▶ [Task goal]:
Restate each entry word for word, leaving nothing out.

▶ [Raw data]:
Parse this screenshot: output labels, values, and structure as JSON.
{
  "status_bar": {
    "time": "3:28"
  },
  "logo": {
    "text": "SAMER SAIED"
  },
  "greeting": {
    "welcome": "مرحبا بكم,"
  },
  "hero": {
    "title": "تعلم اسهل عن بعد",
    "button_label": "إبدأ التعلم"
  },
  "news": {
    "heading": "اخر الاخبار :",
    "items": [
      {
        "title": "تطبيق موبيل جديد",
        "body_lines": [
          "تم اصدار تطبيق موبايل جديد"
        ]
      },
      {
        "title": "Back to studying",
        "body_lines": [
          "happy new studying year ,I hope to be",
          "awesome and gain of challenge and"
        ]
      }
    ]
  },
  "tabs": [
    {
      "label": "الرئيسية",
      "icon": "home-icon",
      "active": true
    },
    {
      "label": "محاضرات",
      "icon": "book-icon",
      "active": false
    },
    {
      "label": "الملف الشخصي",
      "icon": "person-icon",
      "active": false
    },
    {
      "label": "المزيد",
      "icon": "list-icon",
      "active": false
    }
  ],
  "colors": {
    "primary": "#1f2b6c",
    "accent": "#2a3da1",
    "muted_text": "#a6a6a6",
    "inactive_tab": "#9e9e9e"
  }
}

▶ [Output of the exercise]:
Parse this screenshot: output labels, values, and structure as JSON.
{
  "status_bar": {
    "time": "3:28"
  },
  "logo": {
    "text": "SAMER SAIED"
  },
  "greeting": {
    "welcome": "مرحبا بكم,"
  },
  "hero": {
    "title": "تعلم اسهل عن بعد",
    "button_label": "إبدأ التعلم"
  },
  "news": {
    "heading": "اخر الاخبار :",
    "items": [
      {
        "title": "تطبيق موبيل جديد",
        "body_lines": [
          "تم اصدار تطبيق موبايل جديد"
        ]
      },
      {
        "title": "Back to studying",
        "body_lines": [
          "happy new studying year ,I hope to be",
          "awesome and gain of challenge and"
        ]
      }
    ]
  },
  "tabs": [
    {
      "label": "الرئيسية",
      "icon": "home-icon",
      "active": true
    },
    {
      "label": "محاضرات",
      "icon": "book-icon",
      "active": false
    },
    {
      "label": "الملف الشخصي",
      "icon": "person-icon",
      "active": false
    },
    {
      "label": "المزيد",
      "icon": "list-icon",
      "active": false
    }
  ],
  "colors": {
    "primary": "#1f2b6c",
    "accent": "#2a3da1",
    "muted_text": "#a6a6a6",
    "inactive_tab": "#9e9e9e"
  }
}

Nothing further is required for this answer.